#### [Task instructions]
Each line below is to be written out once more, precisely as given.

#### [Data items]

┄┄┄┄┄┄

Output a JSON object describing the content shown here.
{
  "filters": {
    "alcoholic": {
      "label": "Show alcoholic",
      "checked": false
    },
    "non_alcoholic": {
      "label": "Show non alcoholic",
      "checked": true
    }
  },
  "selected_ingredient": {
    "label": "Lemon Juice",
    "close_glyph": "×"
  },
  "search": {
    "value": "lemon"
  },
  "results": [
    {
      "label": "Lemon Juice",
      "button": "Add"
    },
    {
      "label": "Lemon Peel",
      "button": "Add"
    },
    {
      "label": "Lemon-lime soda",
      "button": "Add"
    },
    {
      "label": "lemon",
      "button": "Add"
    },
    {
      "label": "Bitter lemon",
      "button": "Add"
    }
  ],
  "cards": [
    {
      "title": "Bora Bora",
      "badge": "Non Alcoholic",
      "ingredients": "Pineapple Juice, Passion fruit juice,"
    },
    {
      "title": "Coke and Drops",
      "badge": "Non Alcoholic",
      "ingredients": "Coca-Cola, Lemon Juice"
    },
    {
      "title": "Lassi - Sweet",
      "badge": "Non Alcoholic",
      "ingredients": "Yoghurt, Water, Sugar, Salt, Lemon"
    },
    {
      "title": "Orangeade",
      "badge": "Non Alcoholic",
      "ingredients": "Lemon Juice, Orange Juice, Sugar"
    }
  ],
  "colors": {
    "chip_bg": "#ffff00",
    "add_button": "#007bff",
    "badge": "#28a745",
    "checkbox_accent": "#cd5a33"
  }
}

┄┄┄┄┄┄

#### [Result of this exercise]
Output a JSON object describing the content shown here.
{
  "filters": {
    "alcoholic": {
      "label": "Show alcoholic",
      "checked": false
    },
    "non_alcoholic": {
      "label": "Show non alcoholic",
      "checked": true
    }
  },
  "selected_ingredient": {
    "label": "Lemon Juice",
    "close_glyph": "×"
  },
  "search": {
    "value": "lemon"
  },
  "results": [
    {
      "label": "Lemon Juice",
      "button": "Add"
    },
    {
      "label": "Lemon Peel",
      "button": "Add"
    },
    {
      "label": "Lemon-lime soda",
      "button": "Add"
    },
    {
      "label": "lemon",
      "button": "Add"
    },
    {
      "label": "Bitter lemon",
      "button": "Add"
    }
  ],
  "cards": [
    {
      "title": "Bora Bora",
      "badge": "Non Alcoholic",
      "ingredients": "Pineapple Juice, Passion fruit juice,"
    },
    {
      "title": "Coke and Drops",
      "badge": "Non Alcoholic",
      "ingredients": "Coca-Cola, Lemon Juice"
    },
    {
      "title": "Lassi - Sweet",
      "badge": "Non Alcoholic",
      "ingredients": "Yoghurt, Water, Sugar, Salt, Lemon"
    },
    {
      "title": "Orangeade",
      "badge": "Non Alcoholic",
      "ingredients": "Lemon Juice, Orange Juice, Sugar"
    }
  ],
  "colors": {
    "chip_bg": "#ffff00",
    "add_button": "#007bff",
    "badge": "#28a745",
    "checkbox_accent": "#cd5a33"
  }
}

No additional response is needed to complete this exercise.